> **Your goal**:
Nothing but a number should be given: how many lines in the listing contain the word "accessories".
============
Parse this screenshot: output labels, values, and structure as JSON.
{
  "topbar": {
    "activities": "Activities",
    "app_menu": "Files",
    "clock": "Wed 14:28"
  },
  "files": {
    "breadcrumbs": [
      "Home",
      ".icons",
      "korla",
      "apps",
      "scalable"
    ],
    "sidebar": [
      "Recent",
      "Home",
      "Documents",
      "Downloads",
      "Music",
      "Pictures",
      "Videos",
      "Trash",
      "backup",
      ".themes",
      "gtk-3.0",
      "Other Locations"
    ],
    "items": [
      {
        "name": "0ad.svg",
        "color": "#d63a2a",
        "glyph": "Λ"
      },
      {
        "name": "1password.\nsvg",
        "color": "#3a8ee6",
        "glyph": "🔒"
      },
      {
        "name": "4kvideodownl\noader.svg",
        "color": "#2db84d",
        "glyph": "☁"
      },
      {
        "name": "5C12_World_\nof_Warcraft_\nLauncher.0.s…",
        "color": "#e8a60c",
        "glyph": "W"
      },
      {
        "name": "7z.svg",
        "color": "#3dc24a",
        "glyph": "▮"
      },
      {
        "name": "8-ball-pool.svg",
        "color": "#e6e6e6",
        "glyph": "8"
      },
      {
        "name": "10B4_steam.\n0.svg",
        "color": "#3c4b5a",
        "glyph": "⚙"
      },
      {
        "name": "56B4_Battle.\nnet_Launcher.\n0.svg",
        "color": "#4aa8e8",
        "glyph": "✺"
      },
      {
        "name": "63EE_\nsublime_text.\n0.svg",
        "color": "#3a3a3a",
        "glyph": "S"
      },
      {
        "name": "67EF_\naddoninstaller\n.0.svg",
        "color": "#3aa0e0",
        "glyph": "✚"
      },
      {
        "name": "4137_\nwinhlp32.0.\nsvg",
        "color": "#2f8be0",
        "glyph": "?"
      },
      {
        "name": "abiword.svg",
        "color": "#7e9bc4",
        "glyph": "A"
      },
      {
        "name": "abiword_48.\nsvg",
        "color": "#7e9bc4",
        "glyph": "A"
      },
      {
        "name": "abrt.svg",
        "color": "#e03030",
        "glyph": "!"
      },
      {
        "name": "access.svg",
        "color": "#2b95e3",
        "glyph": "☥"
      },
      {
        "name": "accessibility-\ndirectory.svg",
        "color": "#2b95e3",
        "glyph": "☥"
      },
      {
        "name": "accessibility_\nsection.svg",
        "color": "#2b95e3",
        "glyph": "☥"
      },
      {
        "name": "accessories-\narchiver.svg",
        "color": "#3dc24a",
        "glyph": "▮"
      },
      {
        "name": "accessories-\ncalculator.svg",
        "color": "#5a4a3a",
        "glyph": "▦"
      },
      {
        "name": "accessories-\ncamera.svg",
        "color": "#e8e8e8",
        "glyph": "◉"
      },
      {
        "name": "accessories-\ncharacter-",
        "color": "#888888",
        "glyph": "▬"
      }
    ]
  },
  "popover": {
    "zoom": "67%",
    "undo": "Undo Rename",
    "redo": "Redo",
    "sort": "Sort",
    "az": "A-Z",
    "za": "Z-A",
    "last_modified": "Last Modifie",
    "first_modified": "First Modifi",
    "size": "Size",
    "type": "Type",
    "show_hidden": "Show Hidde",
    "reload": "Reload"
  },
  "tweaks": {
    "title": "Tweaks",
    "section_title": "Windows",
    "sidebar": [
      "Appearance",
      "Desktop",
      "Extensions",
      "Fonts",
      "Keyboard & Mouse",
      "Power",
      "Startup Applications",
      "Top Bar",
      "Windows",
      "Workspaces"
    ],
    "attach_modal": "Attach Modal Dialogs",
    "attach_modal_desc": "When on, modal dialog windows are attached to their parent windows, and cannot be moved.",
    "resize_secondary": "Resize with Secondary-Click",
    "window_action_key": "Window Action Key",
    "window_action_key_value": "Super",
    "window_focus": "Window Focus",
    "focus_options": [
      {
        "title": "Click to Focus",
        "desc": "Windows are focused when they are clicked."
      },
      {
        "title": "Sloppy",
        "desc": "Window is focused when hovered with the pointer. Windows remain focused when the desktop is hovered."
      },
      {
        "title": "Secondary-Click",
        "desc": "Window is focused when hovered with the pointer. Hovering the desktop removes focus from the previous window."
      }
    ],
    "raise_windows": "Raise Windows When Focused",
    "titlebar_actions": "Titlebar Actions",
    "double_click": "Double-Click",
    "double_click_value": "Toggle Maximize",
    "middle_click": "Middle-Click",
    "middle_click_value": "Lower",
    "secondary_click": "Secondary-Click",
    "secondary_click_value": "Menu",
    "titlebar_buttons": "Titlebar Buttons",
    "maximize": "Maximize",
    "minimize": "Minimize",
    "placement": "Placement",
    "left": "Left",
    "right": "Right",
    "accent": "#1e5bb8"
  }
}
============
> **Written solution**:
4